When the neck needs adjusting. With a truss rod that is functioning properly, there are only two things that might require the neck to be adjusted: A change in string gauge (higher or lower tension) or. A change in weather humidity (which can cause the neck to expand or contract).
What happens if you change string gauge?
Yes, If you change the gauge of the strings the tension on the neck will be different resulting in your guitar falling and staying out of tune. Take it in to a shop and that will show you what they are doing (try and find a local shop). The cost is generally not that bad and you will make sure it was done right.
Can I put heavier gauge strings on my guitar?
Heavier gauge strings naturally have more tension in them when they are tuned to pitch. This means greater effort is required to play them in the form of fretting and bending, but it’s not just the player that feels the extra strain, the guitar is affected by the heavier gauge too.

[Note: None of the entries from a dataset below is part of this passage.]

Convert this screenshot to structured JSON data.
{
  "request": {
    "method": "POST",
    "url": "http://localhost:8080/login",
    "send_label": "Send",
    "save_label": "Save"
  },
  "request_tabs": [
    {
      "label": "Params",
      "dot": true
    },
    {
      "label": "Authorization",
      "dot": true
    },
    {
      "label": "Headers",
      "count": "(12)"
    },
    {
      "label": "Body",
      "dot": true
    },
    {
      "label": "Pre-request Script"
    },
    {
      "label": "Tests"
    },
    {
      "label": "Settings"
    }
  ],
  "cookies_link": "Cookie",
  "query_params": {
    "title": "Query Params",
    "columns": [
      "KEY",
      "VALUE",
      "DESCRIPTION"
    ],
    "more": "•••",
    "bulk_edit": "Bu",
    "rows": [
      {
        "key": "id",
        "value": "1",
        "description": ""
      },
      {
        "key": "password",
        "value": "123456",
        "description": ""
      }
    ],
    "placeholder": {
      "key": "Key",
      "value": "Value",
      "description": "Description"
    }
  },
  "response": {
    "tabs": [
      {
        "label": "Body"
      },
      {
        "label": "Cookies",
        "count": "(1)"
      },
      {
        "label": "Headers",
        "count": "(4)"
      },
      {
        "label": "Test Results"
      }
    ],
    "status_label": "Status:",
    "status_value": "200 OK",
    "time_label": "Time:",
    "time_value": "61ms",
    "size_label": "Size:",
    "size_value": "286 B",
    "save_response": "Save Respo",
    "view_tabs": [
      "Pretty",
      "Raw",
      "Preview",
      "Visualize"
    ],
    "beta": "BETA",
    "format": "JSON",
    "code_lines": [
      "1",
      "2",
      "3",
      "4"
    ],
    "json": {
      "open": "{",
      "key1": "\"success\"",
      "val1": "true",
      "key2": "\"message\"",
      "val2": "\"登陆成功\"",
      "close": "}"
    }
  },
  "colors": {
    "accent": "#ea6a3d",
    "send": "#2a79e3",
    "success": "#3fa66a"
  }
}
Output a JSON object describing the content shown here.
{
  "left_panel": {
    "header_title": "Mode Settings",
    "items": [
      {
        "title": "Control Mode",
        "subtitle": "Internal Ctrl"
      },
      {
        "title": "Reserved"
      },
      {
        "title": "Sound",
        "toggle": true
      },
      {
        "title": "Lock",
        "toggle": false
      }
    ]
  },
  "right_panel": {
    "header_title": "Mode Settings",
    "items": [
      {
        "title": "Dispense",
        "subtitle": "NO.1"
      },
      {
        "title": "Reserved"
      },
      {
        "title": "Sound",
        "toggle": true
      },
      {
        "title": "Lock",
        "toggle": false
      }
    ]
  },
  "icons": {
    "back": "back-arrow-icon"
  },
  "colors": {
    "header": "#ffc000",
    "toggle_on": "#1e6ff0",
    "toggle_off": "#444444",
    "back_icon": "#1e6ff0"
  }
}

Does changing string gauge affect intonation?
Yes, string gauge DOES affect intonation. If your bridge saddles are as far back as they can go (or a fixed bridge) and your intonation is still a couple of cents sharp, use a . 001 or . 002 Thinner gauge string to flatten the intonation.
Can you change string gauge without setup?
It’s very good idea to experiment with different gauging – but it’s essential that you prepare your instrument’s setup before changing your gauge. Many players switching extreme string gauge forget that the slots on their instrument’s nut have been cut to a specific width.
How do you adjust guitar strings when changing gauges?
Down there when you change your gauge you're always gonna be pulling around the intonation just slightly. And honestly even when you're switching between different manufacturers.
Do higher gauge strings stay in tune better?
So generally speaking, if all other factors are the same in terms of how the strings are made, how they were stored, how long they’ve been on your guitar, how heavily they’ve been played—all that sort of stuff—heavier gauge strings are going to hold their tune a little bit better than lighter gauge strings.
Can you change string gauge from 10s to 9s?
Short answer: Yes, you’re in for more fret buzz, and the solution will require a truss rod adjustment. Long answer: The 10’s have more string tension than 9’s will have.
Does string gauge affect fret buzz?
This isn’t necessarily a “technique” flaw, but changing the gauge of your guitar strings can most certainly contribute to strings buzzing and fret buzz. Lighter gauge strings require less tension when wound, so if you’re switching from, let’s say, a .
Do thinner strings buzz less?
Back to the topic; heavier gauge strings require more tension to tune them to pitch, so they don’t flop around as much and therefore buzz less.
What gauge strings do the pros use?
What Gauge String Do Tennis Pros Use?
|Roger Federer||Babolat VS 16||Luxilon ALU Rough 16L|
|Rafael Nadal||Babolat RPM Blast 15L||Babolat RPM Blast 15L|
|Novak Djokovic||Babolat VS 16||Luxilon ALU Power 16L|
|Daniil Medvedev||Tecnifibre ATP Razor Code 17||Tecnifibre ATP Razor Code 17|
Do heavier gauge strings sound better?
Thicker strings will be louder than thinner strings without an amplifier because they have more mass, But that does not necessarily mean they sound better. Thinner strings make guitar soloing easier and are actually preferred by some of the heaviest sounding famous guitar players.
What gauge strings do most guitarists use?
On electric guitars, the most common string set is a 9-gauge set also know as a 0.009-0.042″ set. This is often referred to as a “light set” but is considered the average gauge, with many brands such as Fender, supplying their guitars with a 9-gauge string set.
Are thinner guitar strings easier to play?
Thinner strings are easier to bend on an electric, but they tend to sound brighter, and they are also susceptible to breaking easier. Thicker strings will put more tension on your guitar’s neck due to the extra tension needed to bring the thicker material up to pitch.